Data excerpts:
━━━━━━━━━━

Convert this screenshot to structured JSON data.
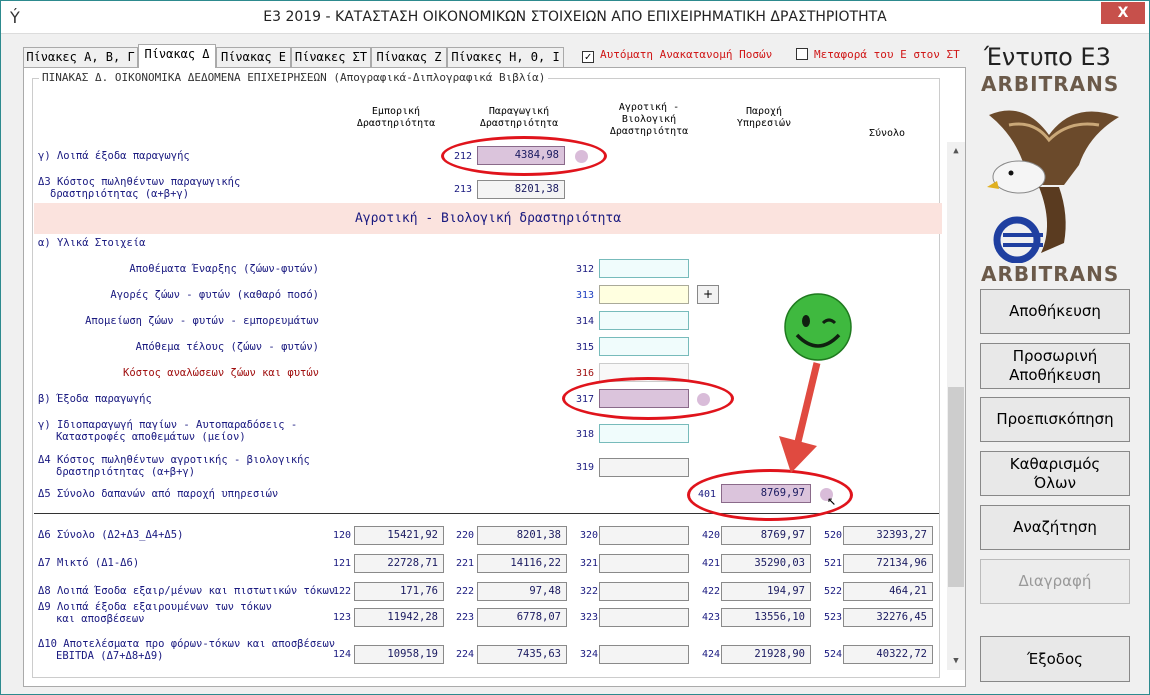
{
  "window": {
    "title": "Ε3 2019 - ΚΑΤΑΣΤΑΣΗ ΟΙΚΟΝΟΜΙΚΩΝ ΣΤΟΙΧΕΙΩΝ ΑΠΟ ΕΠΙΧΕΙΡΗΜΑΤΙΚΗ ΔΡΑΣΤΗΡΙΟΤΗΤΑ",
    "close": "X"
  },
  "tabs": [
    "Πίνακες Α, Β, Γ",
    "Πίνακας Δ",
    "Πίνακας Ε",
    "Πίνακες ΣΤ",
    "Πίνακας Ζ",
    "Πίνακες Η, Θ, Ι"
  ],
  "options": {
    "auto": "Αυτόματη Ανακατανομή Ποσών",
    "auto_checked": "✓",
    "transfer": "Μεταφορά του Ε στον ΣΤ"
  },
  "group_title": "ΠΙΝΑΚΑΣ Δ. ΟΙΚΟΝΟΜΙΚΑ ΔΕΔΟΜΕΝΑ ΕΠΙΧΕΙΡΗΣΕΩΝ (Απογραφικά-Διπλογραφικά Βιβλία)",
  "columns": {
    "c1a": "Εμπορική",
    "c1b": "Δραστηριότητα",
    "c2a": "Παραγωγική",
    "c2b": "Δραστηριότητα",
    "c3a": "Αγροτική -",
    "c3b": "Βιολογική",
    "c3c": "Δραστηριότητα",
    "c4a": "Παροχή",
    "c4b": "Υπηρεσιών",
    "c5": "Σύνολο"
  },
  "rows": {
    "r212": {
      "label": "γ) Λοιπά έξοδα παραγωγής",
      "code": "212",
      "value": "4384,98"
    },
    "r213": {
      "label1": "Δ3 Κόστος πωληθέντων παραγωγικής",
      "label2": "δραστηριότητας (α+β+γ)",
      "code": "213",
      "value": "8201,38"
    },
    "section": "Αγροτική - Βιολογική δραστηριότητα",
    "sub_a": "α) Υλικά Στοιχεία",
    "r312": {
      "label": "Αποθέματα Έναρξης (ζώων-φυτών)",
      "code": "312"
    },
    "r313": {
      "label": "Αγορές ζώων - φυτών (καθαρό ποσό)",
      "code": "313",
      "plus": "+"
    },
    "r314": {
      "label": "Απομείωση ζώων - φυτών - εμπορευμάτων",
      "code": "314"
    },
    "r315": {
      "label": "Απόθεμα τέλους (ζώων - φυτών)",
      "code": "315"
    },
    "r316": {
      "label": "Κόστος αναλώσεων ζώων και φυτών",
      "code": "316"
    },
    "r317": {
      "label": "β) Έξοδα παραγωγής",
      "code": "317"
    },
    "r318": {
      "label1": "γ) Ιδιοπαραγωγή παγίων - Αυτοπαραδόσεις -",
      "label2": "Καταστροφές αποθεμάτων (μείον)",
      "code": "318"
    },
    "r319": {
      "label1": "Δ4 Κόστος πωληθέντων αγροτικής - βιολογικής",
      "label2": "δραστηριότητας (α+β+γ)",
      "code": "319"
    },
    "r401": {
      "label": "Δ5 Σύνολο δαπανών από παροχή υπηρεσιών",
      "code": "401",
      "value": "8769,97"
    }
  },
  "totals": [
    {
      "label1": "Δ6 Σύνολο (Δ2+Δ3_Δ4+Δ5)",
      "label2": "",
      "codes": [
        "120",
        "220",
        "320",
        "420",
        "520"
      ],
      "values": [
        "15421,92",
        "8201,38",
        "",
        "8769,97",
        "32393,27"
      ]
    },
    {
      "label1": "Δ7 Μικτό (Δ1-Δ6)",
      "label2": "",
      "codes": [
        "121",
        "221",
        "321",
        "421",
        "521"
      ],
      "values": [
        "22728,71",
        "14116,22",
        "",
        "35290,03",
        "72134,96"
      ]
    },
    {
      "label1": "Δ8 Λοιπά Έσοδα εξαιρ/μένων και πιστωτικών τόκων",
      "label2": "",
      "codes": [
        "122",
        "222",
        "322",
        "422",
        "522"
      ],
      "values": [
        "171,76",
        "97,48",
        "",
        "194,97",
        "464,21"
      ]
    },
    {
      "label1": "Δ9 Λοιπά έξοδα εξαιρουμένων των τόκων",
      "label2": "και αποσβέσεων",
      "codes": [
        "123",
        "223",
        "323",
        "423",
        "523"
      ],
      "values": [
        "11942,28",
        "6778,07",
        "",
        "13556,10",
        "32276,45"
      ]
    },
    {
      "label1": "Δ10 Αποτελέσματα προ φόρων-τόκων και αποσβέσεων",
      "label2": "EBITDA (Δ7+Δ8+Δ9)",
      "codes": [
        "124",
        "224",
        "324",
        "424",
        "524"
      ],
      "values": [
        "10958,19",
        "7435,63",
        "",
        "21928,90",
        "40322,72"
      ]
    }
  ],
  "sidebar": {
    "title": "Έντυπο Ε3",
    "brand": "ARBITRANS",
    "buttons": {
      "save": "Αποθήκευση",
      "temp1": "Προσωρινή",
      "temp2": "Αποθήκευση",
      "preview": "Προεπισκόπηση",
      "clear1": "Καθαρισμός",
      "clear2": "Όλων",
      "search": "Αναζήτηση",
      "delete": "Διαγραφή",
      "exit": "Έξοδος"
    }
  },
  "scroll": {
    "up": "▲",
    "down": "▼"
  },
  "colors": {
    "accent": "#e0141c",
    "label": "#1a1a80",
    "section": "#fbe3de",
    "highlight": "#dbc4dc"
  },
  "icons": [
    "app-bird-icon",
    "eagle-logo-icon",
    "smiley-icon",
    "arrow-icon",
    "cursor-icon"
  ]
}
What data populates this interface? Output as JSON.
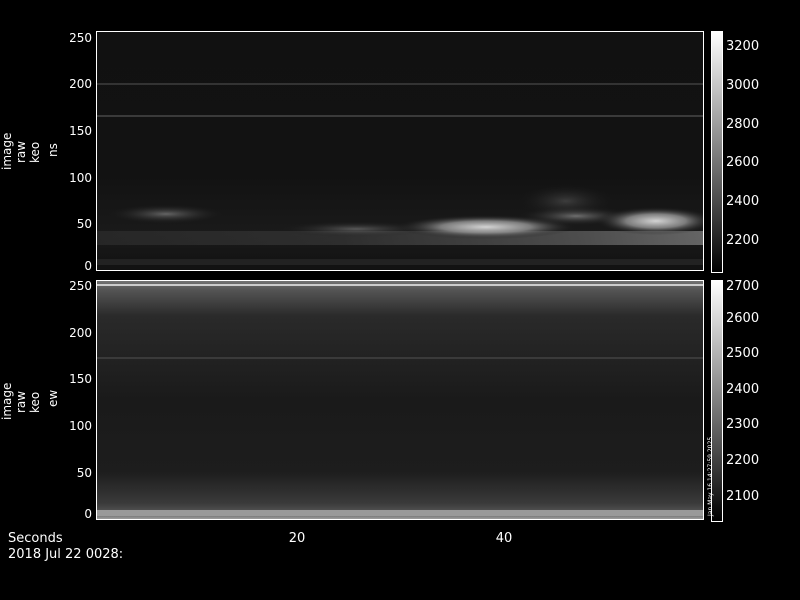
{
  "chart_data": [
    {
      "type": "heatmap",
      "ylabel": [
        "image",
        "raw",
        "keo",
        "ns"
      ],
      "yticks": [
        0,
        50,
        100,
        150,
        200,
        250
      ],
      "ylim": [
        0,
        256
      ],
      "xlim": [
        0,
        60
      ],
      "colorbar": {
        "ticks": [
          2200,
          2400,
          2600,
          2800,
          3000,
          3200
        ],
        "range": [
          2050,
          3300
        ]
      }
    },
    {
      "type": "heatmap",
      "ylabel": [
        "image",
        "raw",
        "keo",
        "ew"
      ],
      "yticks": [
        0,
        50,
        100,
        150,
        200,
        250
      ],
      "ylim": [
        0,
        256
      ],
      "xlim": [
        0,
        60
      ],
      "colorbar": {
        "ticks": [
          2100,
          2200,
          2300,
          2400,
          2500,
          2600,
          2700
        ],
        "range": [
          2030,
          2715
        ]
      }
    }
  ],
  "xaxis": {
    "ticks": [
      20,
      40
    ],
    "label": "Seconds"
  },
  "footer": {
    "date": "2018 Jul 22 0028:"
  },
  "stamp": "Jan May 16 14:27:59 2025"
}
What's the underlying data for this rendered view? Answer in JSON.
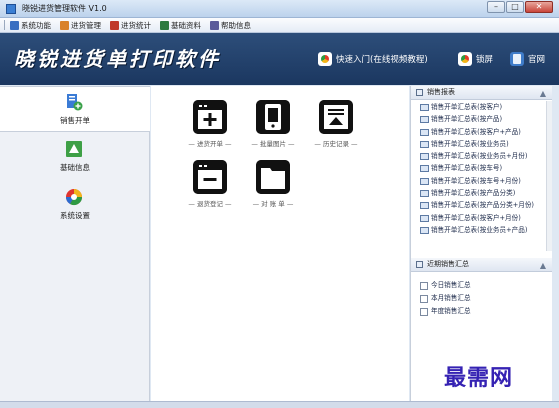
{
  "window": {
    "title": "晓锐进货管理软件 V1.0",
    "buttons": [
      "–",
      "□",
      "✕"
    ]
  },
  "toolbar": {
    "items": [
      {
        "label": "系统功能",
        "icon": "system-icon",
        "color": "#3a6fc1"
      },
      {
        "label": "进货管理",
        "icon": "purchase-icon",
        "color": "#d9822b"
      },
      {
        "label": "进货统计",
        "icon": "stats-icon",
        "color": "#c0392b"
      },
      {
        "label": "基础资料",
        "icon": "data-icon",
        "color": "#2c7a3f"
      },
      {
        "label": "帮助信息",
        "icon": "help-icon",
        "color": "#5a5a9a"
      }
    ]
  },
  "banner": {
    "logo_text": "晓锐进货单打印软件",
    "links": [
      {
        "label": "快速入门(在线视频教程)",
        "icon": "start-icon"
      },
      {
        "label": "锁屏",
        "icon": "lock-icon"
      },
      {
        "label": "官网",
        "icon": "website-icon"
      }
    ]
  },
  "leftnav": {
    "items": [
      {
        "label": "销售开单",
        "icon": "sales-order-icon",
        "active": true
      },
      {
        "label": "基础信息",
        "icon": "basic-info-icon",
        "active": false
      },
      {
        "label": "系统设置",
        "icon": "settings-icon",
        "active": false
      }
    ]
  },
  "workspace": {
    "tiles": [
      {
        "label": "— 进货开单 —",
        "icon": "new-order-icon"
      },
      {
        "label": "— 批量图片 —",
        "icon": "phone-icon"
      },
      {
        "label": "— 历史记录 —",
        "icon": "history-icon"
      },
      {
        "label": "— 退货登记 —",
        "icon": "return-icon"
      },
      {
        "label": "— 对 账 单 —",
        "icon": "statement-icon"
      }
    ]
  },
  "rightpanel": {
    "reports_header": "销售报表",
    "reports": [
      "销售开单汇总表(按客户)",
      "销售开单汇总表(按产品)",
      "销售开单汇总表(按客户+产品)",
      "销售开单汇总表(按业务员)",
      "销售开单汇总表(按业务员+月份)",
      "销售开单汇总表(按车号)",
      "销售开单汇总表(按车号+月份)",
      "销售开单汇总表(按产品分类)",
      "销售开单汇总表(按产品分类+月份)",
      "销售开单汇总表(按客户+月份)",
      "销售开单汇总表(按业务员+产品)"
    ],
    "monthly_header": "近期销售汇总",
    "monthly": [
      "今日销售汇总",
      "本月销售汇总",
      "年度销售汇总"
    ]
  },
  "watermark": "最需网"
}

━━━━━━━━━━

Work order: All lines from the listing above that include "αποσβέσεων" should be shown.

Written answer:
      "label2": "και αποσβέσεων",
      "label1": "Δ10 Αποτελέσματα προ φόρων-τόκων και αποσβέσεων",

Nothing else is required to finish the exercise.